PP's underwhelming performance was compounded by a collapse in the polls by Vox. Disappointed though Feijóo and the PP may be, the biggest losers on the night were Vox.

In the pre-election build-up, many in Spain had feared that the far-right would gain a share of power for the first time since the dictatorship.

But Vox lost 19 seats, and with it any real prospect of becoming a junior partner in a right-wing coalition government.


The left has more potential coalition partners

As Spaniards wake up on Monday, negotiations begin. Both PP and PSOE will try to form coalitions and reach the all important 176 seats for an absolute majority. Though PSOE didn't win as many seats or votes as the PP, it does have more potential coalition partners.

Feijóo will have to try and scrape together a ragtag bunch of parties not naturally allied with another, relying on the support Vox, PNV (Partido Nacionalista Vasco), UPN (Unión del Pueblo Navarro) and Coalición Canaria (CC). The deputies of these parties would add up to a combined 176, enough for an absolute majority, but it seems highly improbable that these regional parties would form any kind of pact with Vox, a party intensely critical of regional politics.

Theory is one thing, but in reality the PP's only viable coalition partner is Vox and the two don't have a governable majority between them.

READ ALSO: After inconclusive vote, Spain begins talks to avoid new election

Sánchez's PSOE, however, have more options.
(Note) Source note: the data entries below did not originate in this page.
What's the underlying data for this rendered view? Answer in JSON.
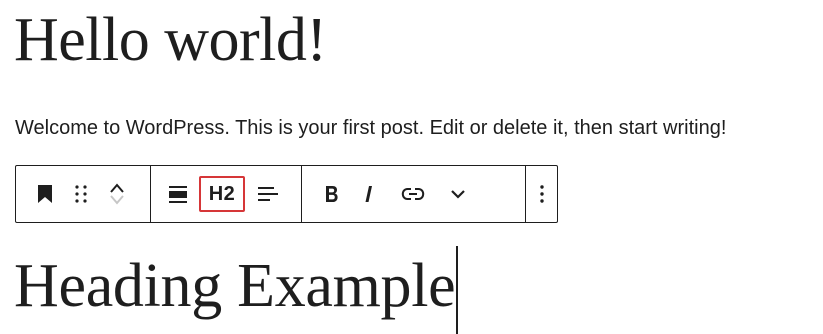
{
  "post": {
    "title": "Hello world!",
    "paragraph": "Welcome to WordPress. This is your first post. Edit or delete it, then start writing!",
    "heading": "Heading Example"
  },
  "toolbar": {
    "heading_level_label": "H2",
    "icons": [
      "bookmark-icon",
      "drag-handle-icon",
      "move-up-down-icon",
      "align-wide-icon",
      "heading-level-button",
      "text-align-left-icon",
      "bold-icon",
      "italic-icon",
      "link-icon",
      "chevron-down-icon",
      "more-options-icon"
    ],
    "highlight_color": "#d63638"
  }
}
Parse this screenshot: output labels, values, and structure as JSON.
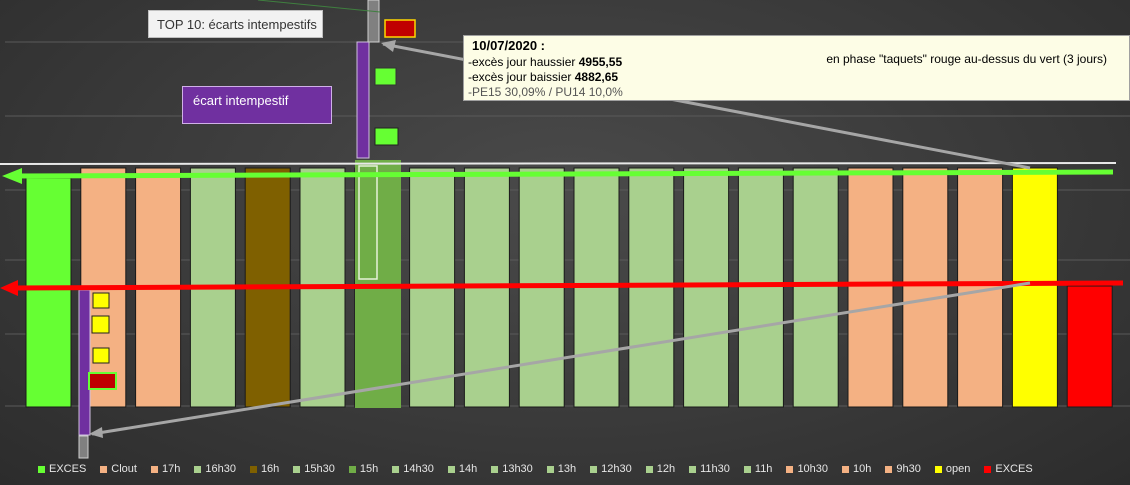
{
  "chart_data": {
    "type": "bar",
    "categories": [
      "EXCES",
      "Clout",
      "17h",
      "16h30",
      "16h",
      "15h30",
      "15h",
      "14h30",
      "14h",
      "13h30",
      "13h",
      "12h30",
      "12h",
      "11h30",
      "11h",
      "10h30",
      "10h",
      "9h30",
      "open",
      "EXCES"
    ],
    "colors": [
      "#66ff33",
      "#f4b183",
      "#f4b183",
      "#a9d08e",
      "#7f6000",
      "#a9d08e",
      "#70ad47",
      "#a9d08e",
      "#a9d08e",
      "#a9d08e",
      "#a9d08e",
      "#a9d08e",
      "#a9d08e",
      "#a9d08e",
      "#a9d08e",
      "#f4b183",
      "#f4b183",
      "#f4b183",
      "#ffff00",
      "#ff0000"
    ],
    "ranges": [
      [
        4882.65,
        4955.55
      ],
      [
        4882.65,
        4955.55
      ],
      [
        4882.65,
        4955.55
      ],
      [
        4882.65,
        4955.55
      ],
      [
        4882.65,
        4955.55
      ],
      [
        4882.65,
        4955.55
      ],
      [
        4882.65,
        4955.55
      ],
      [
        4882.65,
        4955.55
      ],
      [
        4882.65,
        4955.55
      ],
      [
        4882.65,
        4955.55
      ],
      [
        4882.65,
        4955.55
      ],
      [
        4882.65,
        4955.55
      ],
      [
        4882.65,
        4955.55
      ],
      [
        4882.65,
        4955.55
      ],
      [
        4882.65,
        4955.55
      ],
      [
        4882.65,
        4955.55
      ],
      [
        4882.65,
        4955.55
      ],
      [
        4882.65,
        4955.55
      ],
      [
        4882.65,
        4955.55
      ],
      [
        4882.65,
        4955.55
      ]
    ],
    "legend_position": "bottom",
    "grid": true
  },
  "annotations": {
    "title_box": "TOP 10: écarts intempestifs",
    "purple_label": "écart intempestif",
    "note": {
      "date": "10/07/2020 :",
      "phase": "en phase \"taquets\" rouge au-dessus du vert (3 jours)",
      "line1_label": "-excès jour haussier",
      "line1_value": "4955,55",
      "line2_label": "-excès jour baissier",
      "line2_value": "4882,65",
      "line3": "-PE15 30,09% / PU14 10,0%"
    }
  }
}
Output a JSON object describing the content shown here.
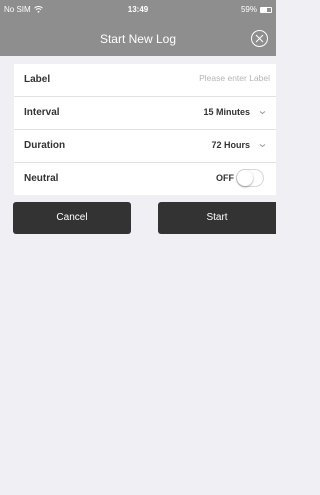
{
  "status_bar": {
    "carrier": "No SIM",
    "time": "13:49",
    "battery_percent_label": "59%",
    "battery_level": 0.59
  },
  "header": {
    "title": "Start New Log",
    "close_icon": "close-circle-icon"
  },
  "form": {
    "label": {
      "label": "Label",
      "placeholder": "Please enter Label"
    },
    "interval": {
      "label": "Interval",
      "value": "15 Minutes"
    },
    "duration": {
      "label": "Duration",
      "value": "72 Hours"
    },
    "neutral": {
      "label": "Neutral",
      "value": "OFF",
      "enabled": false
    }
  },
  "actions": {
    "cancel_label": "Cancel",
    "start_label": "Start"
  },
  "colors": {
    "header_bg": "#8e8e8e",
    "page_bg": "#efeff4",
    "button_bg": "#333333"
  }
}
If PSOE takes on Sumar deputies and gets the support of its parliamentary partners of the last five years - regional groups ERC, EH Bildu, and the PNV, combined with the abstention of Catalan party Junts - Sánchez could in theory become Prime Minister again. 

There are a lot of moving parts, but if either block were to manage a workable coalition, it would probably be the Spanish left. Ironically, after a bitter campaign in which the PP and Vox attacked Sánchez's dependence on regionalist and separatist parties, their poor performance in the polls has actually given them more power and potentially made them kingmakers.



There could be another election 

Weeks of negotiations likely lie ahead now.

Both blocks will do the maths and try to reach the 176-seat majority, and both will continue to claim the election as a victory. The only thing we can say for sure is that the result was indecisive, has further complicated things, and likely compounded divisions between left and right.

If coalition talks fail and neither side can form a government, it seems likely that Spaniards could go back to the polls later in the year for another general election - the third vote of the year.

Pedro Sánchez became Prime Minister on the back of a repeat election in 2019, perhaps he will defy the odds and do it again.


Join the conversation in our comments section below. Share your own views and experience and if you have a question or suggestion for our journalists then email us at [email protected].
Please keep comments civil, constructive and on topic – and make sure to read our terms of use before getting involved.

Please log in to leave a comment.

See Also